Action item: Everything in the listing below must be set down again exactly.

*** Opening of Listed entries ***

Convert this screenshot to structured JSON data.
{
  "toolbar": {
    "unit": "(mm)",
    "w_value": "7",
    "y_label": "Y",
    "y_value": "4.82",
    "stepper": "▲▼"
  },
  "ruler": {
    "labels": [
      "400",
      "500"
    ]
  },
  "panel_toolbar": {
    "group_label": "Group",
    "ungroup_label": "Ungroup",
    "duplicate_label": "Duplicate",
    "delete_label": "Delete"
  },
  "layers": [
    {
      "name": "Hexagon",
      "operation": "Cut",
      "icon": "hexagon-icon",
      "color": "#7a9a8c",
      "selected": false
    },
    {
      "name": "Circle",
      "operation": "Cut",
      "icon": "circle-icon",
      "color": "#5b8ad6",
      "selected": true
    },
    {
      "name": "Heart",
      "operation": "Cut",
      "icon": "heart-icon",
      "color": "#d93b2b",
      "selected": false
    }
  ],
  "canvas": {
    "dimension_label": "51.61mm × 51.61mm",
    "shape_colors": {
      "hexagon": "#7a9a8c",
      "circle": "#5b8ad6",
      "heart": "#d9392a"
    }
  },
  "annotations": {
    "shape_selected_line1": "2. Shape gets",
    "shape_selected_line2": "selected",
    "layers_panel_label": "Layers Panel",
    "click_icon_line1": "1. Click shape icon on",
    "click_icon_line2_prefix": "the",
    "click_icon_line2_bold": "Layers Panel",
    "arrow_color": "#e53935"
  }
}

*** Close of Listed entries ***

Result below:
Convert this screenshot to structured JSON data.
{
  "toolbar": {
    "unit": "(mm)",
    "w_value": "7",
    "y_label": "Y",
    "y_value": "4.82",
    "stepper": "▲▼"
  },
  "ruler": {
    "labels": [
      "400",
      "500"
    ]
  },
  "panel_toolbar": {
    "group_label": "Group",
    "ungroup_label": "Ungroup",
    "duplicate_label": "Duplicate",
    "delete_label": "Delete"
  },
  "layers": [
    {
      "name": "Hexagon",
      "operation": "Cut",
      "icon": "hexagon-icon",
      "color": "#7a9a8c",
      "selected": false
    },
    {
      "name": "Circle",
      "operation": "Cut",
      "icon": "circle-icon",
      "color": "#5b8ad6",
      "selected": true
    },
    {
      "name": "Heart",
      "operation": "Cut",
      "icon": "heart-icon",
      "color": "#d93b2b",
      "selected": false
    }
  ],
  "canvas": {
    "dimension_label": "51.61mm × 51.61mm",
    "shape_colors": {
      "hexagon": "#7a9a8c",
      "circle": "#5b8ad6",
      "heart": "#d9392a"
    }
  },
  "annotations": {
    "shape_selected_line1": "2. Shape gets",
    "shape_selected_line2": "selected",
    "layers_panel_label": "Layers Panel",
    "click_icon_line1": "1. Click shape icon on",
    "click_icon_line2_prefix": "the",
    "click_icon_line2_bold": "Layers Panel",
    "arrow_color": "#e53935"
  }
}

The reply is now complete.